## Given records
---*---

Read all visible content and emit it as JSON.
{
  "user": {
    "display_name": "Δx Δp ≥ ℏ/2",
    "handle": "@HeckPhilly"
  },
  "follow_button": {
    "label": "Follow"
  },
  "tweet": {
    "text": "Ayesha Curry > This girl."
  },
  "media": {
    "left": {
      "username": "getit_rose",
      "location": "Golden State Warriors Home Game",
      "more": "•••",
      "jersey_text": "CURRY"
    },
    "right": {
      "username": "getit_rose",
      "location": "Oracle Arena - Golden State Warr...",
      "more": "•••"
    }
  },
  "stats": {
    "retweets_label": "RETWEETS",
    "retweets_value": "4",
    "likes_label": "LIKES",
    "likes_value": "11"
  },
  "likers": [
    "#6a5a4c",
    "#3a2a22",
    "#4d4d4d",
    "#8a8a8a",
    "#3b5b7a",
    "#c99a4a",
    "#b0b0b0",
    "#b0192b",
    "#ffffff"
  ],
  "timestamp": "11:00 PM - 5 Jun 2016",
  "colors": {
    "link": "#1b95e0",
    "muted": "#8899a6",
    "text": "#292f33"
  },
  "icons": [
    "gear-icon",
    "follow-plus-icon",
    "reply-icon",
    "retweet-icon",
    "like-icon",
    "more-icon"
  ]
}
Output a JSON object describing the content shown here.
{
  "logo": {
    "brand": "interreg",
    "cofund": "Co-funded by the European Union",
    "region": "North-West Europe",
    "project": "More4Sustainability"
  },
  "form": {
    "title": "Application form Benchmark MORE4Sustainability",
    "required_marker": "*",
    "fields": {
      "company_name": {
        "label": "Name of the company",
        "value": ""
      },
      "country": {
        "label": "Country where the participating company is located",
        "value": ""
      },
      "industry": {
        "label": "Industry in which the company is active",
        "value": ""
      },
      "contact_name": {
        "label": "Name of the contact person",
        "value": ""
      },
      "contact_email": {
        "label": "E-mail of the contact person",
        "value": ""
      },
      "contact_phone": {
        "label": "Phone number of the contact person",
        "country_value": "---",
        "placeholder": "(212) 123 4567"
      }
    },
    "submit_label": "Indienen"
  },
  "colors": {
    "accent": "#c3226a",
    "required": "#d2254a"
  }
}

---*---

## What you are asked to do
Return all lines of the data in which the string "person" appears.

## Answer to the problem
        "label": "Name of the contact person",
        "label": "E-mail of the contact person",
        "label": "Phone number of the contact person",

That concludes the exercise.